The online booking platform used its historical archive of one trillion flight prices, along with other factors, such as airline capacity, seasonal demand, and jet fuel prices to analyze average October prices. Jet fuel prices fell 6.3 percent compared to the previous month of reporting data, according to Hopper.
Scott Keyes, founder of Scott's Cheap Flights, a newsletter that lets people follow airports and receive alerts when bargain airfares are found, said this is “the golden age of cheap flights.”
“There is a question that lingers,” he told NBC News. “There have been fares from New York to Paris and New York to Rome for $250. How can the airlines afford to fly people across the ocean at that price and still make a profit?”
Airlines are able to offer these bargain fares because they make their revenue in other areas.

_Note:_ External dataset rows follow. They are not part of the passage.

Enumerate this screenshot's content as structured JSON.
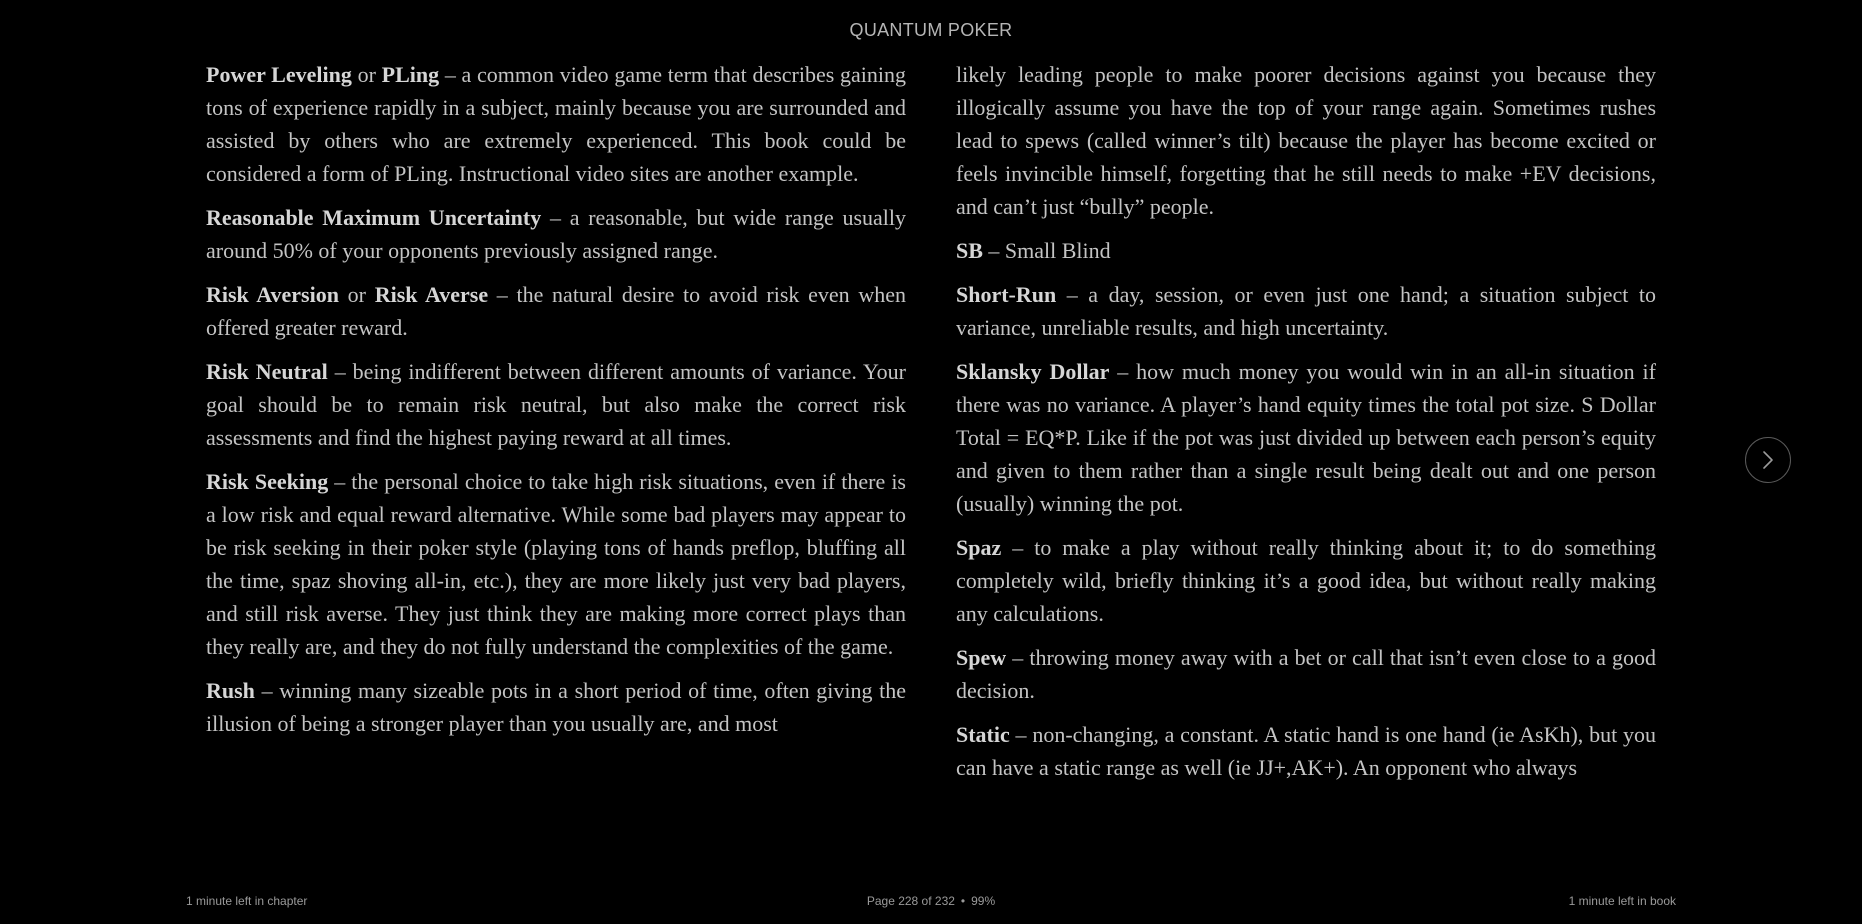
{
  "header": {
    "title": "QUANTUM POKER"
  },
  "left_column": [
    {
      "parts": [
        {
          "t": "Power Leveling",
          "b": true
        },
        {
          "t": " or ",
          "b": false
        },
        {
          "t": "PLing",
          "b": true
        },
        {
          "t": " – a common video game term that describes gaining tons of experience rapidly in a subject, mainly because you are surrounded and assisted by others who are extremely experienced. This book could be considered a form of PLing. Instructional video sites are another example.",
          "b": false
        }
      ]
    },
    {
      "parts": [
        {
          "t": "Reasonable Maximum Uncertainty",
          "b": true
        },
        {
          "t": " – a reasonable, but wide range usually around 50% of your opponents previously assigned range.",
          "b": false
        }
      ]
    },
    {
      "parts": [
        {
          "t": "Risk Aversion",
          "b": true
        },
        {
          "t": " or ",
          "b": false
        },
        {
          "t": "Risk Averse",
          "b": true
        },
        {
          "t": " – the natural desire to avoid risk even when offered greater reward.",
          "b": false
        }
      ]
    },
    {
      "parts": [
        {
          "t": "Risk Neutral",
          "b": true
        },
        {
          "t": " – being indifferent between different amounts of variance. Your goal should be to remain risk neutral, but also make the correct risk assessments and find the highest paying reward at all times.",
          "b": false
        }
      ]
    },
    {
      "parts": [
        {
          "t": "Risk Seeking",
          "b": true
        },
        {
          "t": " – the personal choice to take high risk situations, even if there is a low risk and equal reward alternative. While some bad players may appear to be risk seeking in their poker style (playing tons of hands preflop, bluffing all the time, spaz shoving all-in, etc.), they are more likely just very bad players, and still risk averse. They just think they are making more correct plays than they really are, and they do not fully understand the complexities of the game.",
          "b": false
        }
      ]
    },
    {
      "parts": [
        {
          "t": "Rush",
          "b": true
        },
        {
          "t": " – winning many sizeable pots in a short period of time, often giving the illusion of being a stronger player than you usually are, and most",
          "b": false
        }
      ]
    }
  ],
  "right_column": [
    {
      "parts": [
        {
          "t": "likely leading people to make poorer decisions against you because they illogically assume you have the top of your range again. Sometimes rushes lead to spews (called winner’s tilt) because the player has become excited or feels invincible himself, forgetting that he still needs to make +EV decisions, and can’t just “bully” people.",
          "b": false
        }
      ]
    },
    {
      "parts": [
        {
          "t": "SB",
          "b": true
        },
        {
          "t": " – Small Blind",
          "b": false
        }
      ]
    },
    {
      "parts": [
        {
          "t": "Short-Run",
          "b": true
        },
        {
          "t": " – a day, session, or even just one hand; a situation subject to variance, unreliable results, and high uncertainty.",
          "b": false
        }
      ]
    },
    {
      "parts": [
        {
          "t": "Sklansky Dollar",
          "b": true
        },
        {
          "t": " – how much money you would win in an all-in situation if there was no variance. A player’s hand equity times the total pot size. S Dollar Total = EQ*P. Like if the pot was just divided up between each person’s equity and given to them rather than a single result being dealt out and one person (usually) winning the pot.",
          "b": false
        }
      ]
    },
    {
      "parts": [
        {
          "t": "Spaz",
          "b": true
        },
        {
          "t": " – to make a play without really thinking about it; to do something completely wild, briefly thinking it’s a good idea, but without really making any calculations.",
          "b": false
        }
      ]
    },
    {
      "parts": [
        {
          "t": "Spew",
          "b": true
        },
        {
          "t": " – throwing money away with a bet or call that isn’t even close to a good decision.",
          "b": false
        }
      ]
    },
    {
      "parts": [
        {
          "t": "Static",
          "b": true
        },
        {
          "t": " – non-changing, a constant. A static hand is one hand (ie AsKh), but you can have a static range as well (ie JJ+,AK+). An opponent who always",
          "b": false
        }
      ]
    }
  ],
  "footer": {
    "chapter_time": "1 minute left in chapter",
    "page_label": "Page 228 of 232",
    "separator": "•",
    "percent": "99%",
    "book_time": "1 minute left in book"
  },
  "nav": {
    "next_icon": "chevron-right-icon"
  },
  "colors": {
    "background": "#000000",
    "text": "#c4c4c4",
    "muted": "#9a9a9a"
  }
}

“Most of the revenue they are making comes from premium tickets, people paying for business and first class, and a lot of the money also comes from selling frequent flier miles and credit cards,” he said. “That revenue is subsidizing economy tickets.”
While this is the best October for air travel in recent years, the Hopper team said they aren’t seeing any major effects of the Boeing 737 Max being grounded, with the exception of smaller changes on local routes. United and American Airlines still have a fleet of grounded Max jets, which haven’t yet been cleared for takeoff by the Federal Aviation Administration, leaving them with fewer planes to fly. The model was grounded in March after a flaw in an automated feature was blamed for two deadly crashes.
Finally, there’s good news for people who want to wait to book their flights. Berg advises anyone wanting to lock in their Thanksgiving and Christmas plans to book by Halloween.
However, she said “flight prices will remain mostly stable through the end of the year, with a short-term peak around the Thanksgiving holiday.” In other words, anyone who is tempted to take a spur-of-the-moment trip should still have plenty of opportunities to take advantage of the low prices for the next six months.
Cheaper airfares should hold until next March, when spring break demand sends the average domestic ticket price to $227, according to Hopper’s analysis.